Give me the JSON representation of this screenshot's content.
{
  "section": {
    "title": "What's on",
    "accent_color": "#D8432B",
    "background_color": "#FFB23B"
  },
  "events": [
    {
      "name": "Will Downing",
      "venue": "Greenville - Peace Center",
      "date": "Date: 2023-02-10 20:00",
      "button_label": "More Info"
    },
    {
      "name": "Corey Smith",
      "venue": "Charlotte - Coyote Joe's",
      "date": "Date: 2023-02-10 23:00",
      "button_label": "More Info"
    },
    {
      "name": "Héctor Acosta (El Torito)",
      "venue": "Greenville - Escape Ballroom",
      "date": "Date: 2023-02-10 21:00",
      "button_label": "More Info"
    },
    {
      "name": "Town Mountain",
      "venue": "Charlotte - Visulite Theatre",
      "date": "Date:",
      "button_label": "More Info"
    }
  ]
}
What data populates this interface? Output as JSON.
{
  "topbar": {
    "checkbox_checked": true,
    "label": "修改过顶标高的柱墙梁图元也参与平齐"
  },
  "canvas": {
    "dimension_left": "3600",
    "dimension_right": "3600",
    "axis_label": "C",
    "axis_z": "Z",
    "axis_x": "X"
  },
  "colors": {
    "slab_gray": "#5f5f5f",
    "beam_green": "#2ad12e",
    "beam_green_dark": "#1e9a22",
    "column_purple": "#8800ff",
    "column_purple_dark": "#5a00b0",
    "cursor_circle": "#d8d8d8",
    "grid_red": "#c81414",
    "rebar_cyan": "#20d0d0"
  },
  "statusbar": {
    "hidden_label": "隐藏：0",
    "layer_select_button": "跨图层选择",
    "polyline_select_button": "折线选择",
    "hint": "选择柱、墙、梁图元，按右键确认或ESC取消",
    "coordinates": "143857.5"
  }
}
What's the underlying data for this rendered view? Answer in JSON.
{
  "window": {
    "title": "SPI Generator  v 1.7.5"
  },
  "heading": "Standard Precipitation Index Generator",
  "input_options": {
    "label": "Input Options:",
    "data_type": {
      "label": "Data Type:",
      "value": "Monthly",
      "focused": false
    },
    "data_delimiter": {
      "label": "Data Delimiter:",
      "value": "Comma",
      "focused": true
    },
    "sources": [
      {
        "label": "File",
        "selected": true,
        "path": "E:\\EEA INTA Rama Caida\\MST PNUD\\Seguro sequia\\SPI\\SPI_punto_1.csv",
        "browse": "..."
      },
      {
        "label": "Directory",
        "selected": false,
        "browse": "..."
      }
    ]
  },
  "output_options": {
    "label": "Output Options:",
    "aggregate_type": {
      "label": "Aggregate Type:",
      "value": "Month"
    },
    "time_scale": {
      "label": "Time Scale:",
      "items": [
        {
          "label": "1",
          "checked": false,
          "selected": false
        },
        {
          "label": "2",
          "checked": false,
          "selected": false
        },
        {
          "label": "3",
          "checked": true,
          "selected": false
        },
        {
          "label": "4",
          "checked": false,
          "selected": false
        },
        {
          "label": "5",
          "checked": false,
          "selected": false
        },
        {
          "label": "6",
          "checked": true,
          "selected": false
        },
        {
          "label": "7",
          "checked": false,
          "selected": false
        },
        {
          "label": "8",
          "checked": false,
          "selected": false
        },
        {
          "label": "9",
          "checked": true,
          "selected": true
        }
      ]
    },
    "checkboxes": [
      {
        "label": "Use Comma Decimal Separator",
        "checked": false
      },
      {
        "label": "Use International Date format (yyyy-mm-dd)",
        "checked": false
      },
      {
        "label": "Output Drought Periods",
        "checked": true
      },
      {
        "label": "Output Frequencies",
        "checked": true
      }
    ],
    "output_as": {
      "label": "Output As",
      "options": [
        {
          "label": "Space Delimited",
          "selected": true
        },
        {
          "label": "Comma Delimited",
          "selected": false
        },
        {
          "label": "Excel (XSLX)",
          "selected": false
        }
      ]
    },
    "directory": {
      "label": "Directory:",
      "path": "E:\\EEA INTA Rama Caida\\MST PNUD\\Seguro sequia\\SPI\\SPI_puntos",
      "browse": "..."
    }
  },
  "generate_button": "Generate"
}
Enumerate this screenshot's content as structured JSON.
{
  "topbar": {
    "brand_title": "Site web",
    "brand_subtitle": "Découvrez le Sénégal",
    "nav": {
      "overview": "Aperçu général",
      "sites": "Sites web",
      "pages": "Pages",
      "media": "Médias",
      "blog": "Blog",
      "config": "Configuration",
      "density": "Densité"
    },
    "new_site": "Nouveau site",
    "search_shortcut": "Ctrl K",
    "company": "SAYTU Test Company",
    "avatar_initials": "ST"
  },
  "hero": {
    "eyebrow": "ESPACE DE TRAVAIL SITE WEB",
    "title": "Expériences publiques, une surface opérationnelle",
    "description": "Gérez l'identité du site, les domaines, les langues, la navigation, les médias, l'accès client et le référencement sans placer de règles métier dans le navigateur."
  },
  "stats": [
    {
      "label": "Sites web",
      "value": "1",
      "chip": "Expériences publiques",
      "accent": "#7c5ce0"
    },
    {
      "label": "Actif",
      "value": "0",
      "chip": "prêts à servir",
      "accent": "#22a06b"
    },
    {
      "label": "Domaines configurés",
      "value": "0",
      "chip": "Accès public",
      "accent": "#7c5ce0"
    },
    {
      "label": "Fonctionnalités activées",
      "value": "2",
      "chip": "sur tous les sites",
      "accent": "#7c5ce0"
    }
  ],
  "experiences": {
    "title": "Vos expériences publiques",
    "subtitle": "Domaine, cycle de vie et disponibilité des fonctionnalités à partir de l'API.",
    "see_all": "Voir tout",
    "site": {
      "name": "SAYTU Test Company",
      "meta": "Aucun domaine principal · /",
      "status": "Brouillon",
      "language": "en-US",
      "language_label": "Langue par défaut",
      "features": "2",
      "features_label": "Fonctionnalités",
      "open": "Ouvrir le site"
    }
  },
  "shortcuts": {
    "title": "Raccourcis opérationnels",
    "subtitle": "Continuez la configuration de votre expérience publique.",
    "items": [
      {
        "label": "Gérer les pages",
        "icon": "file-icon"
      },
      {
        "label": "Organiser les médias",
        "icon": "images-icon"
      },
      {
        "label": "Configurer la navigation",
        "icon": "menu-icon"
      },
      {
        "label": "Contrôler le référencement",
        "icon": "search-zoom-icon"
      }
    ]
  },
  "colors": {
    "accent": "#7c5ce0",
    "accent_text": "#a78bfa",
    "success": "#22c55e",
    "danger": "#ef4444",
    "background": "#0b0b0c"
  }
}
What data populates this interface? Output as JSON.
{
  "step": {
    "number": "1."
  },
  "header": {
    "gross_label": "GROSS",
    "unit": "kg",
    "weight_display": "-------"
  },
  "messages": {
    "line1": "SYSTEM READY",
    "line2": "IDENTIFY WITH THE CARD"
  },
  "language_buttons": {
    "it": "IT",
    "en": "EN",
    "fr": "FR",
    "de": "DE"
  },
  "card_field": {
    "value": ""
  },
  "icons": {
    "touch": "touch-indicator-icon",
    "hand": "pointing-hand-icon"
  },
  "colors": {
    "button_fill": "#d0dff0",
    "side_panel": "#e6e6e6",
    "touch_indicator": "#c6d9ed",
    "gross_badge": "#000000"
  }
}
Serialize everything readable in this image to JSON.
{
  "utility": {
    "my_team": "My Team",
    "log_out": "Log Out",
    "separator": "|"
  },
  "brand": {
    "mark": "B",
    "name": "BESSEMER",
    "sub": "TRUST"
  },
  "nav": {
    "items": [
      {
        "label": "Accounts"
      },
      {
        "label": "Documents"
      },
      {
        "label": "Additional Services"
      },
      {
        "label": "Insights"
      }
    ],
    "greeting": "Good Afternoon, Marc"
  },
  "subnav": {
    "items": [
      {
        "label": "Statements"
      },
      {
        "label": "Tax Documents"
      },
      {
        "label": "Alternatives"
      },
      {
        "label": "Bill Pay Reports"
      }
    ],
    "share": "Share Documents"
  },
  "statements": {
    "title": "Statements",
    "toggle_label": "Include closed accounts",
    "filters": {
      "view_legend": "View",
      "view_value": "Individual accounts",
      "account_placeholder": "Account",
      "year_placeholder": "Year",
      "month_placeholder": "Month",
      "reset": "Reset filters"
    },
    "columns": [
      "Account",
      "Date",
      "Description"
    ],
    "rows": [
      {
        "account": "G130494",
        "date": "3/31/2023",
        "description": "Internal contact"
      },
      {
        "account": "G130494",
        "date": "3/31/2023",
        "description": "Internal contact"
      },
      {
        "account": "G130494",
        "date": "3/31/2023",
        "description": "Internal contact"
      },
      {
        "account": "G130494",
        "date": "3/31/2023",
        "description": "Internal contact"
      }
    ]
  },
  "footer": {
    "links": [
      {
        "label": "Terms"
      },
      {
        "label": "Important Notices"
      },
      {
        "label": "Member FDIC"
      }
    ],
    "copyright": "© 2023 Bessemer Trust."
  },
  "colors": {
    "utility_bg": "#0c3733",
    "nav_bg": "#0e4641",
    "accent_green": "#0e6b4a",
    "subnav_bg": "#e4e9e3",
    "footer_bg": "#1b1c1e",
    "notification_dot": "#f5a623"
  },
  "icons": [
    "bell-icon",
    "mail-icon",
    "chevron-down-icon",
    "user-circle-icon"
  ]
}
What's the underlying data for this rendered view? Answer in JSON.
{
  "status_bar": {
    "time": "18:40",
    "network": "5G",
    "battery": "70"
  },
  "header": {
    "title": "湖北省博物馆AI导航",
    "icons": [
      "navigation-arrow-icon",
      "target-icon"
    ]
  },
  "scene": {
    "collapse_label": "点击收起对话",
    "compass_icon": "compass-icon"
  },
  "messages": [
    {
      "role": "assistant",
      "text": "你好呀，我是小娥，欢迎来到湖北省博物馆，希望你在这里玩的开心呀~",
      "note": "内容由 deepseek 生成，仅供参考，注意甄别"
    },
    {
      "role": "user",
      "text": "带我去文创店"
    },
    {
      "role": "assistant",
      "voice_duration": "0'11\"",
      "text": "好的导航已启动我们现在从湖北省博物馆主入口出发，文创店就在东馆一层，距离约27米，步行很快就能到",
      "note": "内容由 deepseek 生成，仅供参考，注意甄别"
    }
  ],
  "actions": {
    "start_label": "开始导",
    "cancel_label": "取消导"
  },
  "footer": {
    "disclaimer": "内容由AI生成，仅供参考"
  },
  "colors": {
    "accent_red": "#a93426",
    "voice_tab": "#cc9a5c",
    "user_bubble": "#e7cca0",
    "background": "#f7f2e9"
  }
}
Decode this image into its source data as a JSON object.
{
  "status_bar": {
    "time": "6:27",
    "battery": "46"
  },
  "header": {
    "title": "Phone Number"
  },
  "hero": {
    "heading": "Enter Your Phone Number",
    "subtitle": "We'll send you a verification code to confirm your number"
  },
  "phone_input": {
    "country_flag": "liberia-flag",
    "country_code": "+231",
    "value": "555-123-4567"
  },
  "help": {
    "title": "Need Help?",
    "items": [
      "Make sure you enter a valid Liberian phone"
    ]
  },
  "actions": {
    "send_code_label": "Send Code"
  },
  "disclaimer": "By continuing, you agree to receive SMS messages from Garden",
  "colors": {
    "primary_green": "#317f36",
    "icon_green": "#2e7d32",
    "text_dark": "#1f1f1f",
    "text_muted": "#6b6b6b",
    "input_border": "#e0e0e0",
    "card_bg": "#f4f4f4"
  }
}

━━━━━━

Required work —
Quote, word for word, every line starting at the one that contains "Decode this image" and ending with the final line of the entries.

Written reply —
Decode this image into its source data as a JSON object.
{
  "status_bar": {
    "time": "6:27",
    "battery": "46"
  },
  "header": {
    "title": "Phone Number"
  },
  "hero": {
    "heading": "Enter Your Phone Number",
    "subtitle": "We'll send you a verification code to confirm your number"
  },
  "phone_input": {
    "country_flag": "liberia-flag",
    "country_code": "+231",
    "value": "555-123-4567"
  },
  "help": {
    "title": "Need Help?",
    "items": [
      "Make sure you enter a valid Liberian phone"
    ]
  },
  "actions": {
    "send_code_label": "Send Code"
  },
  "disclaimer": "By continuing, you agree to receive SMS messages from Garden",
  "colors": {
    "primary_green": "#317f36",
    "icon_green": "#2e7d32",
    "text_dark": "#1f1f1f",
    "text_muted": "#6b6b6b",
    "input_border": "#e0e0e0",
    "card_bg": "#f4f4f4"
  }
}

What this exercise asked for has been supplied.